Hannah Gousy, Policy and Public Affairs Manager

Over the past couple of weeks, I have been fortunate enough to travel round the US as a Winston Churchill Memorial Trust Fellow to find out more about how other organisations are campaigning to build public and political support to end homelessness.

Along the way, I have gathered lots of valuable lessons on how to do this, as well as deliver effective homelessness services from some incredibly inspiring not-for-profit organisations and government agencies. It’s also been an opportunity for me to talk a bit more about how we work to prevent and resolve people’s homelessness in the UK, and the challenges we face in doing so.

With these lessons came a stark reminder of the significant differences between our two systems, none more so than with regards to welfare support. One of the questions I was asked time and time again by the people I met, was why, when we have a housing benefit system based on need, does homelessness still exist in the UK?

In the US, the housing benefit – housing subsidy – system is made up of a series of pots administered at a federal, state and city level. The key difference is that these pots are limited, and once they run out, they run out. As a result, it’s estimated that only 1 in 4 households in the US who require the subsidy actually receive it. In this situation, it’s clear to see how a lack of affordable housing drives homelessness.

But why when we have a very different system, that’s based on need, does homelessness still exist?

The answer is simple. Because since 2011, cuts and a subsequent freeze to Local Housing Allowance rates means that the gap between private market rents and what people actually receive in housing benefit has grown substantially. Research for our Cover the Cost report found that last year, in 92 per cent of areas across Great Britain, only one in five or less privately rented homes were affordable within Local Housing Allowance rates to single people, couples, or small families. As a result, thousands of people are locked in a struggle to keep a roof over their head and pay for the basics like food and bills.
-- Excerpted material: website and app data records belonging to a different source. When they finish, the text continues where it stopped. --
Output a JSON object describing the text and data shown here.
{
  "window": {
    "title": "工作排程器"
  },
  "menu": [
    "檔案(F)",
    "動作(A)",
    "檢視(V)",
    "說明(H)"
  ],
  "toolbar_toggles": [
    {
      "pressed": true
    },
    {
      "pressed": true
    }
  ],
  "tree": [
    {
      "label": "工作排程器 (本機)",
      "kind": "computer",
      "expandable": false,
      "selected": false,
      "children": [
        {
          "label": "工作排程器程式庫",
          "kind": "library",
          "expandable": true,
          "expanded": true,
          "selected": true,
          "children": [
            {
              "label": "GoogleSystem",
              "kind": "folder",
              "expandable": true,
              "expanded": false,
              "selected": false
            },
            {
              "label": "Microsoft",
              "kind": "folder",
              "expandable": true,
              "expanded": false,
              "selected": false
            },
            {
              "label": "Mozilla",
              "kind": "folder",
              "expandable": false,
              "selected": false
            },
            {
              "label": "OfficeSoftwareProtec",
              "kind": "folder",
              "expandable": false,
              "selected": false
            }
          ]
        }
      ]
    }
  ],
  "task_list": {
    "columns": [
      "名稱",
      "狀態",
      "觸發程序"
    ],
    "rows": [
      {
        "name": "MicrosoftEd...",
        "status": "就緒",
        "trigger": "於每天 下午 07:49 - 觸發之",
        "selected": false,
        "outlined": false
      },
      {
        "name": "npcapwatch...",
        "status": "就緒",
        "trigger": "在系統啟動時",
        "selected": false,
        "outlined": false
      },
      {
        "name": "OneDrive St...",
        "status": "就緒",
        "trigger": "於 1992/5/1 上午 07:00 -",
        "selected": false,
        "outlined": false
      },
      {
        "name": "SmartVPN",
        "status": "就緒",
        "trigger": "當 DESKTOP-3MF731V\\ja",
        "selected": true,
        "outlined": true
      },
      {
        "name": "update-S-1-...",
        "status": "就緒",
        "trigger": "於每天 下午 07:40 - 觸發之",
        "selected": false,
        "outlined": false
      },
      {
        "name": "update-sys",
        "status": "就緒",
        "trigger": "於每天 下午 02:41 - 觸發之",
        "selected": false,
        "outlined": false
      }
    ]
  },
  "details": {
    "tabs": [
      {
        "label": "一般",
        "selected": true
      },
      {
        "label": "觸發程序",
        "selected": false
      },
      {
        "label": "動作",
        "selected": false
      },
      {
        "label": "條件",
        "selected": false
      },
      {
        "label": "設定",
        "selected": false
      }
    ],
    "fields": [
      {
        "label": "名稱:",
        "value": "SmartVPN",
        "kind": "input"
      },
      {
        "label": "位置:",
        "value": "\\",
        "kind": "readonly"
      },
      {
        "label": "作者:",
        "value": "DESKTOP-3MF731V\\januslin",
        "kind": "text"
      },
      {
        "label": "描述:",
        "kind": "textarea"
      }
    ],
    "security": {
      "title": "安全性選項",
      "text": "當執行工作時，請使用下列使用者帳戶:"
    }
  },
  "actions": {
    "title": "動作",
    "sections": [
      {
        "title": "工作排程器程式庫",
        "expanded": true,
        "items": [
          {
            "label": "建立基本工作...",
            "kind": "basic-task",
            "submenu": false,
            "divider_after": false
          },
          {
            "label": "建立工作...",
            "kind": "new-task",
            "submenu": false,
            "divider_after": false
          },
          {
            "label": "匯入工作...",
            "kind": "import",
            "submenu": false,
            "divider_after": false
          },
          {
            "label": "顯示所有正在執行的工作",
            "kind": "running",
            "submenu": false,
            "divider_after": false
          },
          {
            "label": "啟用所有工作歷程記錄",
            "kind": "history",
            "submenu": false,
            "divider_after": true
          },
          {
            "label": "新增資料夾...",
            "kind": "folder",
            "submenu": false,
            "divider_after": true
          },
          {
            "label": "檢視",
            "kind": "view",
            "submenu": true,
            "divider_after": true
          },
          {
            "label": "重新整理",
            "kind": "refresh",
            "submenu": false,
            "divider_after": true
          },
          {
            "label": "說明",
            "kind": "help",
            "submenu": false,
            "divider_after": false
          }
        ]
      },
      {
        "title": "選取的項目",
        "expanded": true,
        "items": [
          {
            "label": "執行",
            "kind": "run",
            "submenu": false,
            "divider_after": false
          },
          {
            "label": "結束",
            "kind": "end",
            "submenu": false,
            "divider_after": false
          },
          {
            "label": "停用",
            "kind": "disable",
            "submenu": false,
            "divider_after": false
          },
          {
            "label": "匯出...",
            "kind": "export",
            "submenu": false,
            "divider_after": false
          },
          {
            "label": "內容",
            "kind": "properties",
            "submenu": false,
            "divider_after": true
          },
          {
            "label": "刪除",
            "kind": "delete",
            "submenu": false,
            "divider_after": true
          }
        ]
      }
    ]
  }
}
When this constant pressure becomes too much people lose their home.

My experience in the US served as an important reminder that by comparison, at its core, we have a housing benefit system – based on need – that should work as one of the most effective tools in our box to prevent people from ever experiencing homelessness in the first place. But a failure to sufficiently invest in this system means we are missing a vital opportunity to maximise this resource to its potential.

That’s why Crisis, along with the Local Government Association, Residential Landlords Association, Shelter, Joseph Rowntree Foundation, London Councils, Centrepoint, Homeless Link, District Councils Network and the Chartered Institute of Housing, is calling on the Government to commit to restoring Local Housing Allowance rates to cover at least the cheapest third of private rents in the upcoming Spending Review.

When some people are struggling, it has an impact on our whole society. But together, we can strengthen our welfare system, so that we all have the support we need when we face difficult times and we can build a society where homelessness has no place. 

The UK Government has an important opportunity, and vitally it has the existing infrastructure to lift thousands of people out of poverty, reducing their risk of homelessness and creating a strong and more stable society for us all. Let’s make sure we use it. 

You can join our #CovertheCost campaign here.

For media enquiries:

E: media@crisis.org.uk
T: 020 7426 3880

For general enquiries:

E: enquiries@crisis.org.uk
T: 0300 636 1967